▶ _WHAT THIS TASK INVOLVES_: Copy out the entries exactly, and wherever a picture appears, leave it out.
(THE DATA)
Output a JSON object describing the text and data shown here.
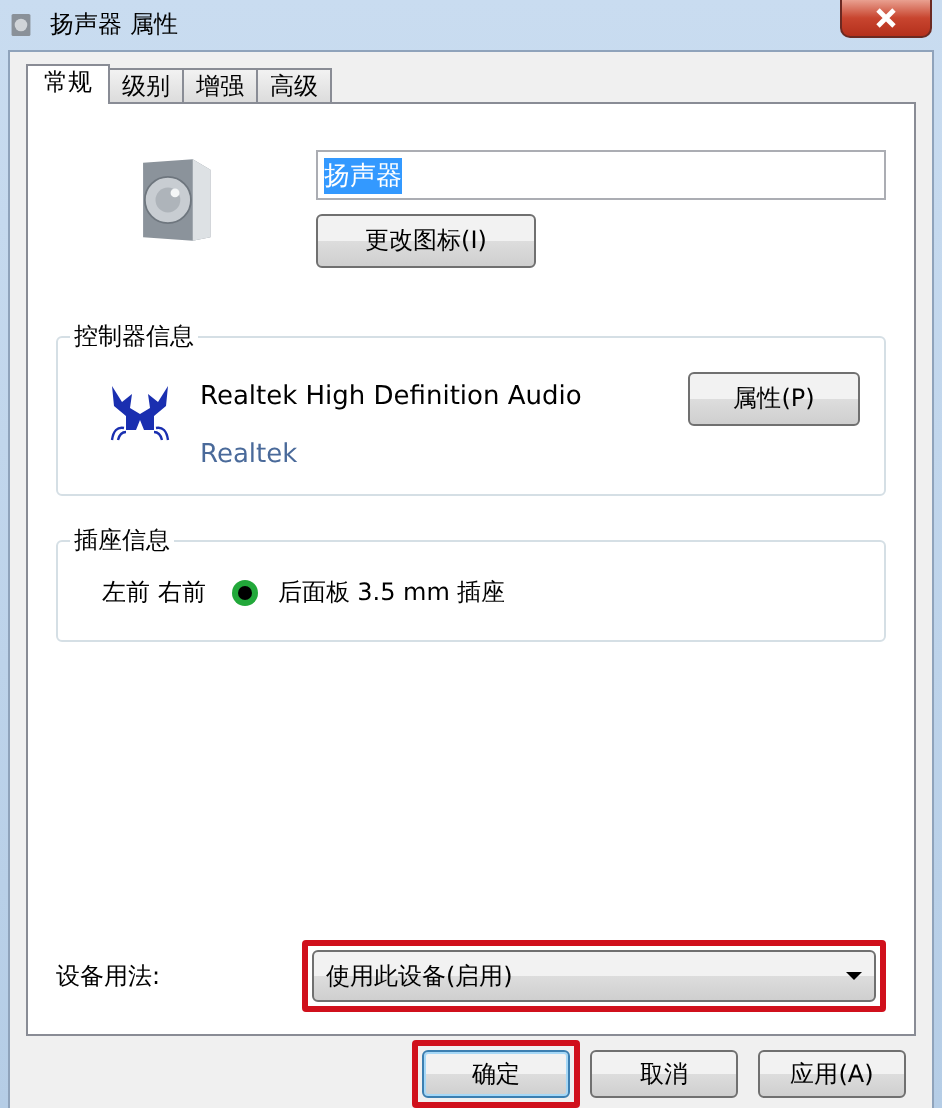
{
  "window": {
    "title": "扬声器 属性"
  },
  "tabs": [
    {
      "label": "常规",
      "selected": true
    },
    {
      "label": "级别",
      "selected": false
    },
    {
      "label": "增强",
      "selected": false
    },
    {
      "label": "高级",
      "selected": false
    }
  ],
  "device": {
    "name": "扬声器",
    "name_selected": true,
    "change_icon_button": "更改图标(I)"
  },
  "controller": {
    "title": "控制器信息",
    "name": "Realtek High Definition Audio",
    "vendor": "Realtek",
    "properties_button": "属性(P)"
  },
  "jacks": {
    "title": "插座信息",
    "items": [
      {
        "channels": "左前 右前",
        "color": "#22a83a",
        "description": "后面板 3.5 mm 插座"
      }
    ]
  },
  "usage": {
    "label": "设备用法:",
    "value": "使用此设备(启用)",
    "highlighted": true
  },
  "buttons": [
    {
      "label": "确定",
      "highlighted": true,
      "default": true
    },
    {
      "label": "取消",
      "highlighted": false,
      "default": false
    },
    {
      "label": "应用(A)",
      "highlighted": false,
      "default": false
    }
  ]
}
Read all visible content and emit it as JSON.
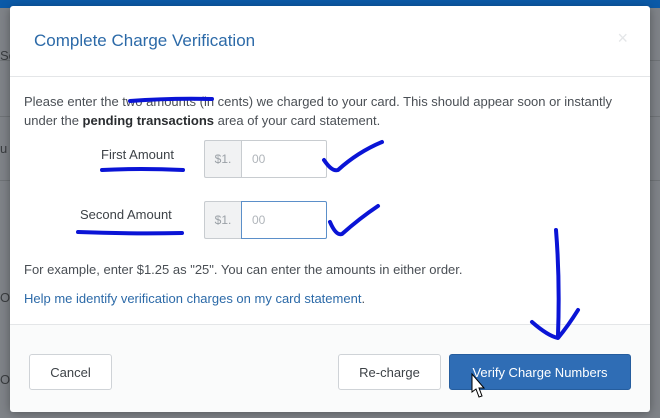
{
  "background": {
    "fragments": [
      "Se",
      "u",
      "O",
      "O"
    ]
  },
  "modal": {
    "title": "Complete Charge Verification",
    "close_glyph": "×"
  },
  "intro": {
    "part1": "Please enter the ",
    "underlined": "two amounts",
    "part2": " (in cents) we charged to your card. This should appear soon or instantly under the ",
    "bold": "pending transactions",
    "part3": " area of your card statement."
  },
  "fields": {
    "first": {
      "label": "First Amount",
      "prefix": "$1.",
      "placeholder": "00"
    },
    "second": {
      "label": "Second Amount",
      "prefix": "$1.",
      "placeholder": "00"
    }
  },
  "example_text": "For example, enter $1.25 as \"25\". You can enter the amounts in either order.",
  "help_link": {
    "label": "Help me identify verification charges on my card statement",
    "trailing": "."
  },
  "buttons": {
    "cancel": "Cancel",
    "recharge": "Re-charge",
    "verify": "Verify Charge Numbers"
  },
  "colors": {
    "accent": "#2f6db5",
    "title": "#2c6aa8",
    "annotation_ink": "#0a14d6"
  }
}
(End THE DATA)
▶ _PROBLEM SOLUTION_:
Output a JSON object describing the text and data shown here.
{
  "window": {
    "title": "扬声器 属性"
  },
  "tabs": [
    {
      "label": "常规",
      "selected": true
    },
    {
      "label": "级别",
      "selected": false
    },
    {
      "label": "增强",
      "selected": false
    },
    {
      "label": "高级",
      "selected": false
    }
  ],
  "device": {
    "name": "扬声器",
    "name_selected": true,
    "change_icon_button": "更改图标(I)"
  },
  "controller": {
    "title": "控制器信息",
    "name": "Realtek High Definition Audio",
    "vendor": "Realtek",
    "properties_button": "属性(P)"
  },
  "jacks": {
    "title": "插座信息",
    "items": [
      {
        "channels": "左前 右前",
        "color": "#22a83a",
        "description": "后面板 3.5 mm 插座"
      }
    ]
  },
  "usage": {
    "label": "设备用法:",
    "value": "使用此设备(启用)",
    "highlighted": true
  },
  "buttons": [
    {
      "label": "确定",
      "highlighted": true,
      "default": true
    },
    {
      "label": "取消",
      "highlighted": false,
      "default": false
    },
    {
      "label": "应用(A)",
      "highlighted": false,
      "default": false
    }
  ]
}
Read all visible content and emit it as JSON.
{
  "background": {
    "fragments": [
      "Se",
      "u",
      "O",
      "O"
    ]
  },
  "modal": {
    "title": "Complete Charge Verification",
    "close_glyph": "×"
  },
  "intro": {
    "part1": "Please enter the ",
    "underlined": "two amounts",
    "part2": " (in cents) we charged to your card. This should appear soon or instantly under the ",
    "bold": "pending transactions",
    "part3": " area of your card statement."
  },
  "fields": {
    "first": {
      "label": "First Amount",
      "prefix": "$1.",
      "placeholder": "00"
    },
    "second": {
      "label": "Second Amount",
      "prefix": "$1.",
      "placeholder": "00"
    }
  },
  "example_text": "For example, enter $1.25 as \"25\". You can enter the amounts in either order.",
  "help_link": {
    "label": "Help me identify verification charges on my card statement",
    "trailing": "."
  },
  "buttons": {
    "cancel": "Cancel",
    "recharge": "Re-charge",
    "verify": "Verify Charge Numbers"
  },
  "colors": {
    "accent": "#2f6db5",
    "title": "#2c6aa8",
    "annotation_ink": "#0a14d6"
  }
}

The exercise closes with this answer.